The Indian Contract Act identifying with the contract of guarantee ought to be altered suitably at applicable places so the privileges of the surety are not removed by amazing budgetary banks and government under the standard structure contract. In England, in accordance with the Law Commissions Report of 1975, the British Parliament had enacted the out of unfair Contract Terms Act, 1977. It is time that the Indian parliament taken action accordingly in light of a legitimate concern for the more fragile segments of the general public on the loose. A differentiation ought to be epitomized between a contract of guarantee and an Irrevocable letter of acknowledge the extent that the issue of Injunction is concerned. Explicit arrangement will be made that the ability to pronounce whether the primary debtor has submitted 'default' or not ought not lie with the creditor or his chosen one. This is a judicial work concerning the fortunes of both head debtor and surety. This issue, hence, be chosen by an official courtroom or at the most by a bunch of authorities and a free umpire law regarding the matter should be clarified. The issue of opportunity of contract and standard structure contract is a consuming issue and there ought to be a through update of the entire part of contract of guarantee and Indemnity regarding the matter and pertinent arrangements be made. There bar been a Judicial clash on the accompanying two issues. At the point when the understanding between the head debtor and the surety is void and the obligation of the surety must be unmistakable. The Indian Contract Act is revised and explicitly it is set out, that the limit guard is close to home to the main debtor and ought not be argued by the surety. On the off chance that the surety didn't know about the insufficiency and the creditor knew about the fact and didn't unveil it to the surety this may well be a guard dependent on the non-exposure of a material fact. The words any change in section 135 has isolated the Supreme Court among greater part and minority. The law might be changed to join the lion's share see.

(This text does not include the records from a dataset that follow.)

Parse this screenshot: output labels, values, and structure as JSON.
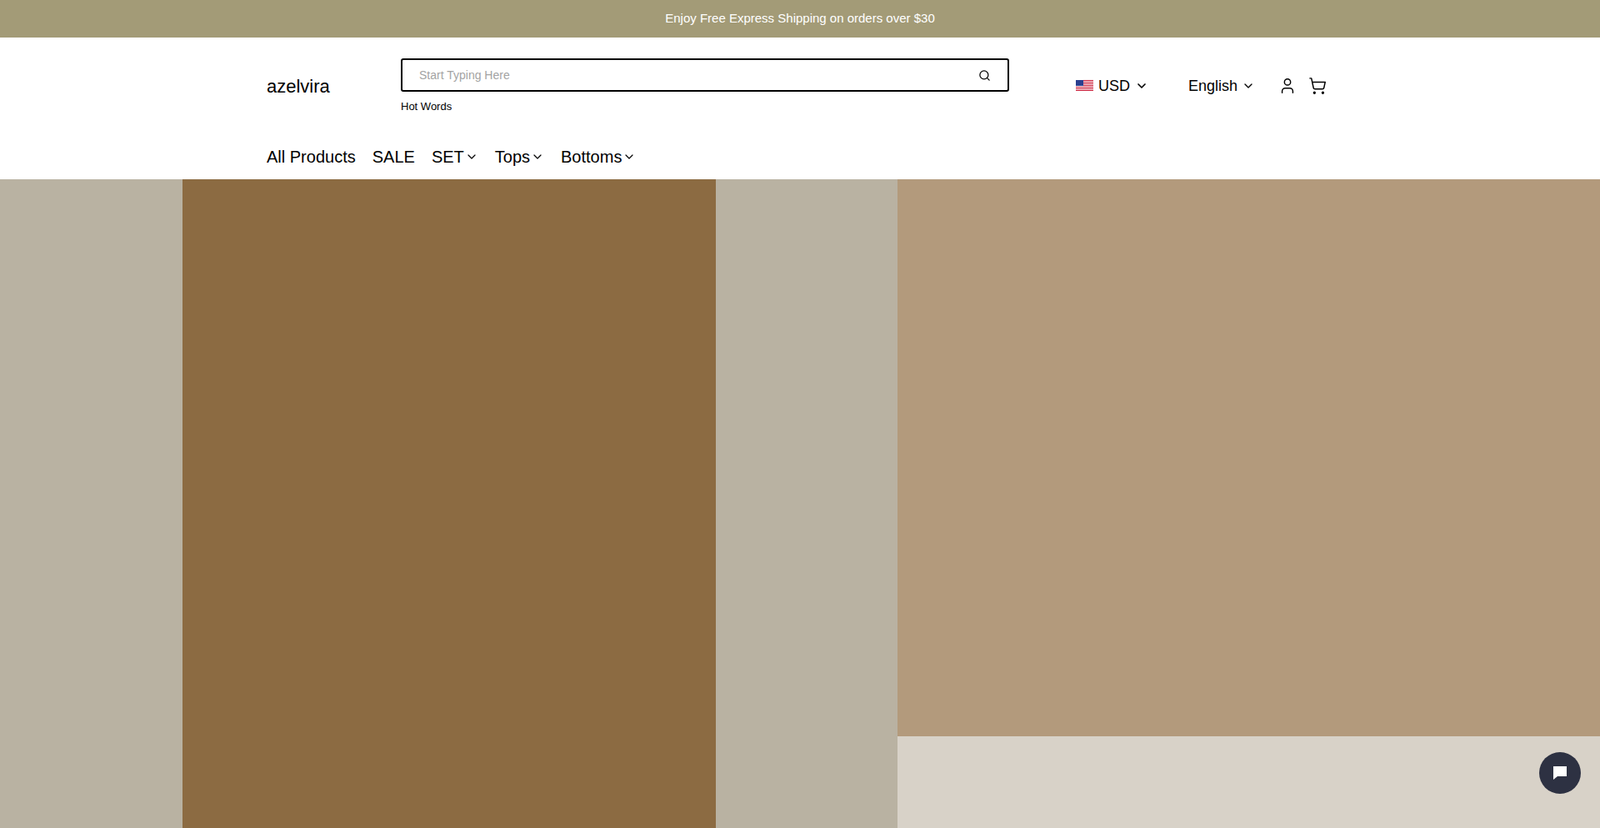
{
  "announcement": {
    "text": "Enjoy Free Express Shipping on orders over $30"
  },
  "header": {
    "logo": "azelvira",
    "search": {
      "placeholder": "Start Typing Here",
      "hint": "Hot Words"
    },
    "currency": "USD",
    "language": "English"
  },
  "nav": [
    {
      "label": "All Products",
      "has_dropdown": false
    },
    {
      "label": "SALE",
      "has_dropdown": false
    },
    {
      "label": "SET",
      "has_dropdown": true
    },
    {
      "label": "Tops",
      "has_dropdown": true
    },
    {
      "label": "Bottoms",
      "has_dropdown": true
    }
  ]
}
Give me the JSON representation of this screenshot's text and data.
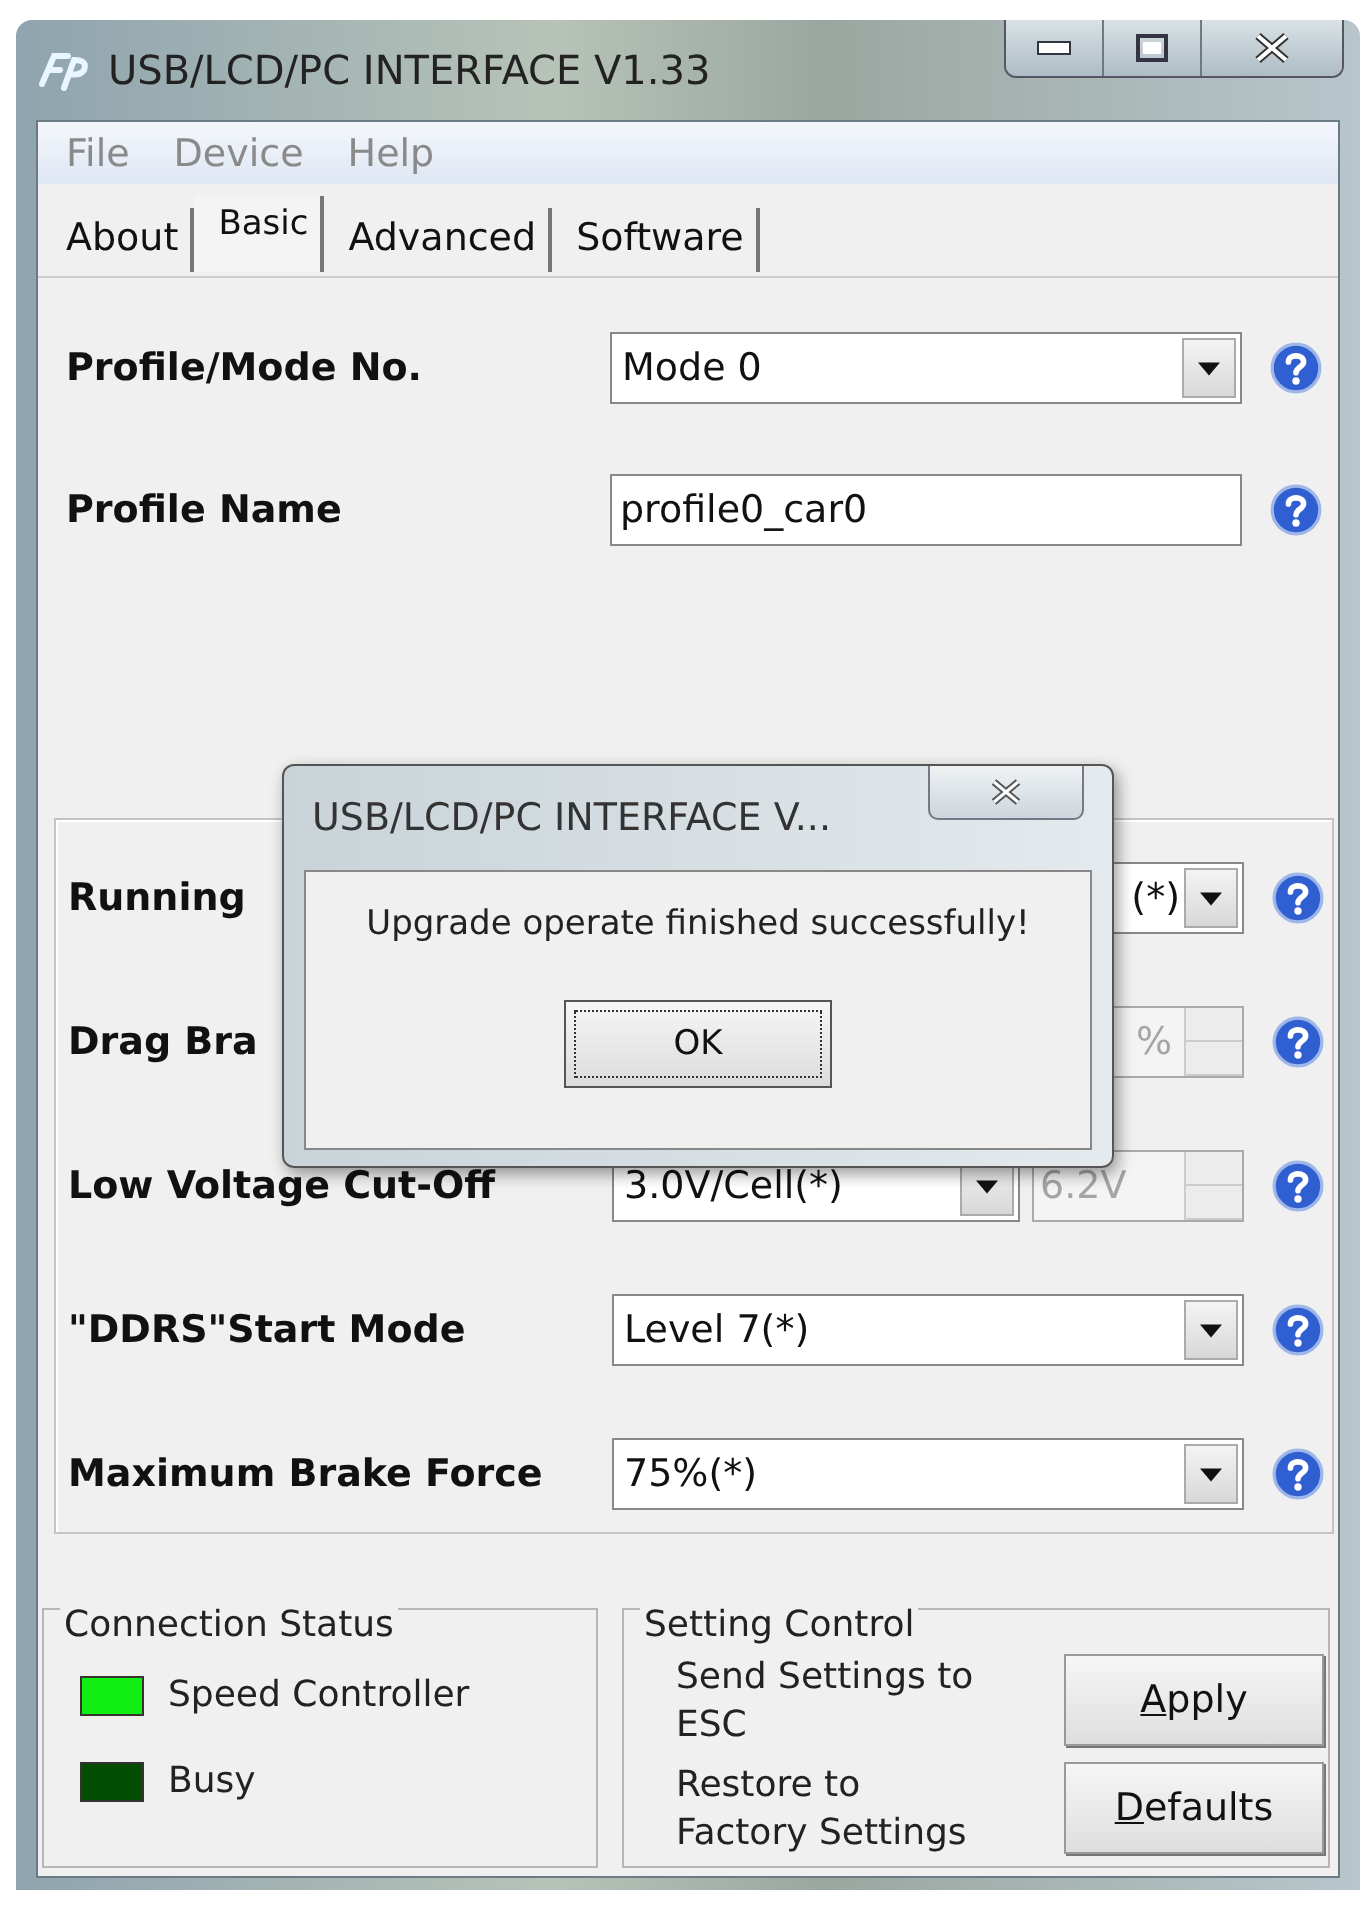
{
  "window": {
    "title": "USB/LCD/PC INTERFACE V1.33"
  },
  "menu": [
    "File",
    "Device",
    "Help"
  ],
  "tabs": [
    {
      "label": "About",
      "selected": false
    },
    {
      "label": "Basic",
      "selected": true
    },
    {
      "label": "Advanced",
      "selected": false
    },
    {
      "label": "Software",
      "selected": false
    }
  ],
  "top_rows": [
    {
      "label": "Profile/Mode No.",
      "kind": "combo",
      "value": "Mode 0",
      "covered": false
    },
    {
      "label": "Profile Name",
      "kind": "text",
      "value": "profile0_car0"
    }
  ],
  "settings_rows": [
    {
      "label": "Running",
      "kind": "combo",
      "value": "(*)",
      "covered": true
    },
    {
      "label": "Drag Bra",
      "kind": "spin-only",
      "covered": true,
      "spin_value": "%",
      "spin_disabled": true
    },
    {
      "label": "Low Voltage Cut-Off",
      "kind": "combo-spin",
      "value": "3.0V/Cell(*)",
      "covered": false,
      "spin_value": "6.2V",
      "spin_disabled": true
    },
    {
      "label": "\"DDRS\"Start Mode",
      "kind": "combo",
      "value": "Level 7(*)",
      "covered": false
    },
    {
      "label": "Maximum Brake Force",
      "kind": "combo",
      "value": "75%(*)",
      "covered": false
    }
  ],
  "dialog": {
    "title": "USB/LCD/PC INTERFACE V...",
    "message": "Upgrade operate finished successfully!",
    "button": "OK"
  },
  "connection_status": {
    "title": "Connection Status",
    "indicators": [
      {
        "label": "Speed Controller",
        "color": "#11ee11"
      },
      {
        "label": "Busy",
        "color": "#034d03"
      }
    ]
  },
  "setting_control": {
    "title": "Setting Control",
    "descriptions": [
      "Send Settings to ESC",
      "Restore to Factory Settings"
    ],
    "buttons": [
      {
        "label": "Apply",
        "underline_first": true
      },
      {
        "label": "Defaults",
        "underline_first": true
      }
    ]
  }
}
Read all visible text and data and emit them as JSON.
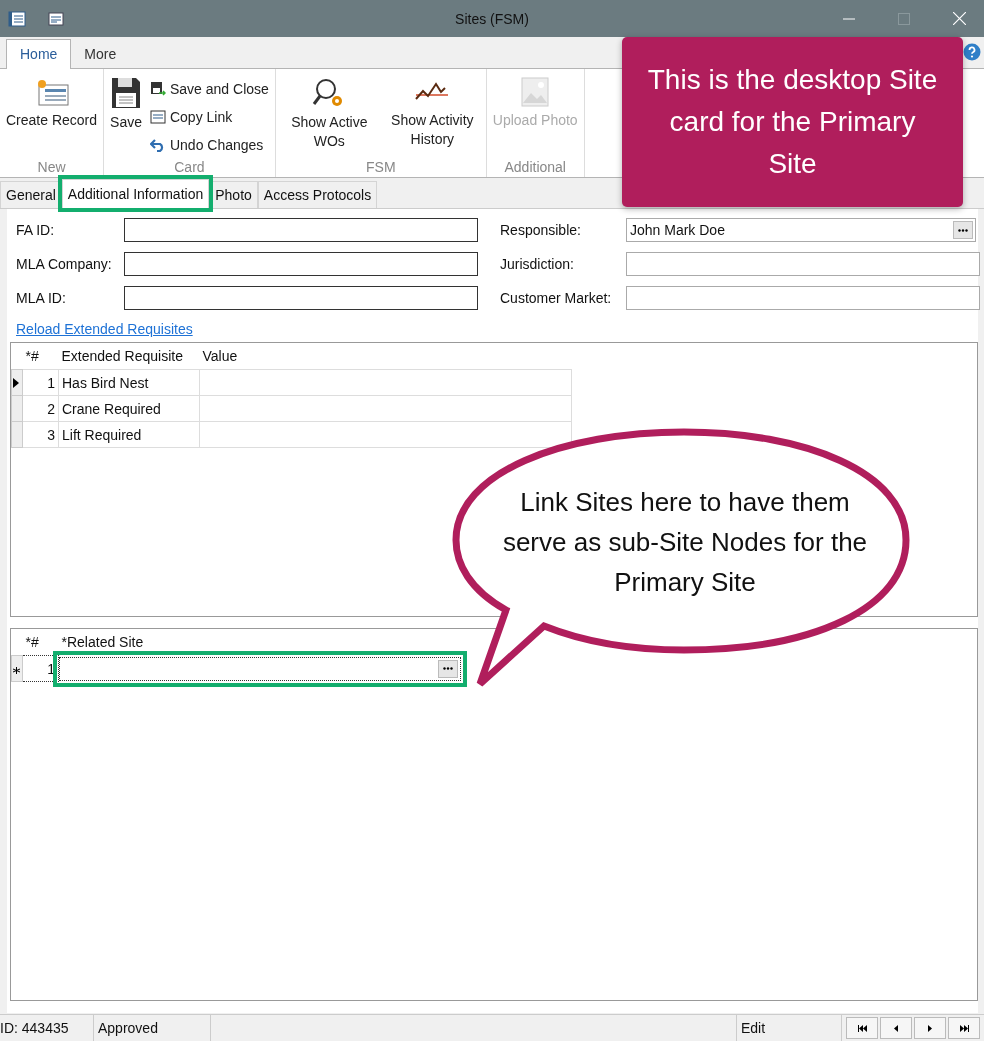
{
  "window": {
    "title": "Sites (FSM)"
  },
  "ribbon_tabs": [
    {
      "label": "Home",
      "selected": true
    },
    {
      "label": "More",
      "selected": false
    }
  ],
  "ribbon_groups": [
    {
      "label": "New",
      "buttons": [
        {
          "label": "Create Record",
          "kind": "large",
          "disabled": false
        }
      ]
    },
    {
      "label": "Card",
      "buttons": [
        {
          "label": "Save",
          "kind": "large",
          "disabled": false
        },
        {
          "label": "Save and Close",
          "kind": "small",
          "disabled": false
        },
        {
          "label": "Copy Link",
          "kind": "small",
          "disabled": false
        },
        {
          "label": "Undo Changes",
          "kind": "small",
          "disabled": false
        }
      ]
    },
    {
      "label": "FSM",
      "buttons": [
        {
          "label": "Show Active WOs",
          "kind": "large",
          "disabled": false
        },
        {
          "label": "Show Activity History",
          "kind": "large",
          "disabled": false
        }
      ]
    },
    {
      "label": "Additional",
      "buttons": [
        {
          "label": "Upload Photo",
          "kind": "large",
          "disabled": true
        }
      ]
    }
  ],
  "doc_tabs": [
    {
      "label": "General",
      "selected": false,
      "highlighted": false
    },
    {
      "label": "Additional Information",
      "selected": true,
      "highlighted": true
    },
    {
      "label": "Photo",
      "selected": false,
      "highlighted": false
    },
    {
      "label": "Access Protocols",
      "selected": false,
      "highlighted": false
    }
  ],
  "form_left": [
    {
      "label": "FA ID:"
    },
    {
      "label": "MLA Company:"
    },
    {
      "label": "MLA ID:"
    }
  ],
  "form_right": [
    {
      "label": "Responsible:",
      "value": "John Mark Doe",
      "kind": "lookup"
    },
    {
      "label": "Jurisdiction:",
      "kind": "text"
    },
    {
      "label": "Customer Market:",
      "kind": "text"
    }
  ],
  "reload_link": "Reload Extended Requisites",
  "requisites_grid": {
    "columns": [
      "*#",
      "Extended Requisite",
      "Value"
    ],
    "rows": [
      {
        "number": "1",
        "requisite": "Has Bird Nest",
        "current": true
      },
      {
        "number": "2",
        "requisite": "Crane Required",
        "current": false
      },
      {
        "number": "3",
        "requisite": "Lift Required",
        "current": false
      }
    ]
  },
  "related_grid": {
    "columns": [
      "*#",
      "*Related Site"
    ],
    "rows": [
      {
        "number": "1",
        "kind": "new",
        "highlighted": true
      }
    ]
  },
  "status_bar": {
    "id": "ID: 443435",
    "status": "Approved",
    "mode": "Edit"
  },
  "callouts": [
    {
      "kind": "box",
      "text": "This is the desktop Site card for the Primary Site"
    },
    {
      "kind": "bubble",
      "text": "Link Sites here to have them serve as sub-Site Nodes for the Primary Site"
    }
  ]
}
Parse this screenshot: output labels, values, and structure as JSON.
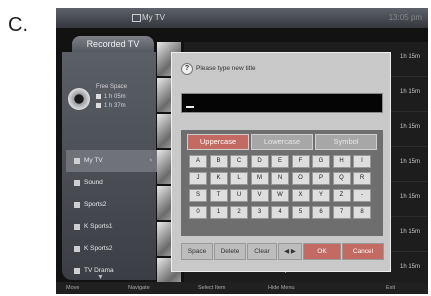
{
  "figure_letter": "C.",
  "topbar": {
    "title": "My TV",
    "clock": "13:05 pm"
  },
  "tab": {
    "label": "Recorded TV"
  },
  "sidebar": {
    "free_space_label": "Free Space",
    "free_space_rows": [
      "1 h 05m",
      "1 h 37m"
    ],
    "items": [
      {
        "label": "My TV",
        "active": true
      },
      {
        "label": "Sound"
      },
      {
        "label": "Sports2"
      },
      {
        "label": "K Sports1"
      },
      {
        "label": "K Sports2"
      },
      {
        "label": "TV Drama"
      }
    ]
  },
  "list": {
    "times": [
      "1h 15m",
      "1h 15m",
      "1h 15m",
      "1h 15m",
      "1h 15m",
      "1h 15m",
      "1h 15m"
    ]
  },
  "dialog": {
    "title": "Please type new title",
    "input_value": "",
    "tabs": [
      "Uppercase",
      "Lowercase",
      "Symbol"
    ],
    "keys": [
      [
        "A",
        "B",
        "C",
        "D",
        "E",
        "F",
        "G",
        "H",
        "I"
      ],
      [
        "J",
        "K",
        "L",
        "M",
        "N",
        "O",
        "P",
        "Q",
        "R"
      ],
      [
        "S",
        "T",
        "U",
        "V",
        "W",
        "X",
        "Y",
        "Z",
        "-"
      ],
      [
        "0",
        "1",
        "2",
        "3",
        "4",
        "5",
        "6",
        "7",
        "8"
      ]
    ],
    "buttons": [
      "Space",
      "Delete",
      "Clear",
      "◀ ▶",
      "OK",
      "Cancel"
    ]
  },
  "footer": [
    "Move",
    "Navigate",
    "Select Item",
    "Hide Menu",
    "Exit"
  ]
}
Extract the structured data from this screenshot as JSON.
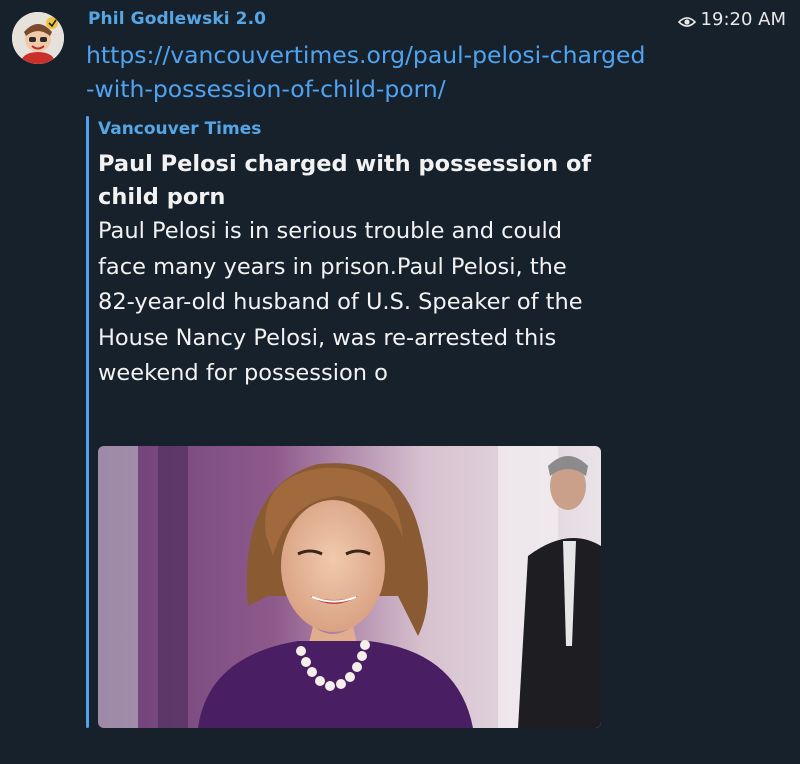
{
  "message": {
    "author": "Phil Godlewski 2.0",
    "time": "19:20 AM",
    "link": "https://vancouvertimes.org/paul-pelosi-charged-with-possession-of-child-porn/"
  },
  "preview": {
    "site_name": "Vancouver Times",
    "title": "Paul Pelosi charged with possession of child porn",
    "description": "Paul Pelosi is in serious trouble and could face many years in prison.Paul Pelosi, the 82-year-old husband of U.S. Speaker of the House Nancy Pelosi, was re-arrested this weekend for possession o"
  },
  "icons": {
    "views": "eye-icon",
    "avatar": "avatar-image"
  },
  "colors": {
    "background": "#17212b",
    "accent": "#4fa3f1",
    "author": "#56a6e6",
    "text": "#f2f2f2"
  }
}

An arrangement between the creditor and the head debtor ought to not the slightest bit be permitted to bias the surety's privileges. The courts ought to decline to offer impact to the booking provision in a release of the vital debtor. The law ought to be reasonably revised. The Law Commission in its thirteenth Report, 1958 didn't propose any major developments regarding the matter. Thirty years have passed since the report was given furthermore, second update of the Indian Contract Act especially on contract of guarantee is long finished due, various new factual circumstances have come under the watchful eye of the courts because of the mechanical improvement of the nation. It would be in the wellness of things on the off chance that the Law Commission of India takes up the matter of the amendment of the Indian Contract Act and the arrangements managing the contracts of guarantee are amended in the light of proposals made in this investigation. This will advantage the exchange and business and individuals of India, everywhere and will be in the interest of the nation's development.


Websites Referred:

· https://shodhganga.inflibnet.ac.in:8443/jspui/pdfToThesis.jsp?toHandle=https://shodhganga.inflibnet.ac.in/handle/10603/52341&toFile=https://shodhganga.inflibnet.ac.in/bitstream/10603/52341/9/09_chapter%205.pdf

· https://ibclaw.in/provision-of-indian-contract-act-applicable-on-personal-guarantors-under-ibc-and-judicial-pronouncements/

· https://indiankanoon.org/doc/918610/

· https://cbcl.nliu.ac.in/contemporary-issues/the-judicial-debate-on-discharge-of-surety/

· https://www.jstor.org/stable/1112874/

· http://lawtimesjournal.in/surety/

Books Referred:

· Pollock and Sir Dinshaw Fardunji Mulla (2017) The Indian Contract Act and Specific Relief Acts (15th Ed) Vol. 2. Gurgaon, Haryana: LexisNexis

[1]A.I.R, 1984 A.P 173

[2] Partab Singh v. Keshav Lai, A.I.R. 1935, P.C,21

[3]Indian Contract Act,1872

[4] (2006) 144 PLR 24

[5](1846) 16 M & W 128

[6] A.I.R. 1924 Lah. 194

[7] (1878) 4 Cal, 331 (PC)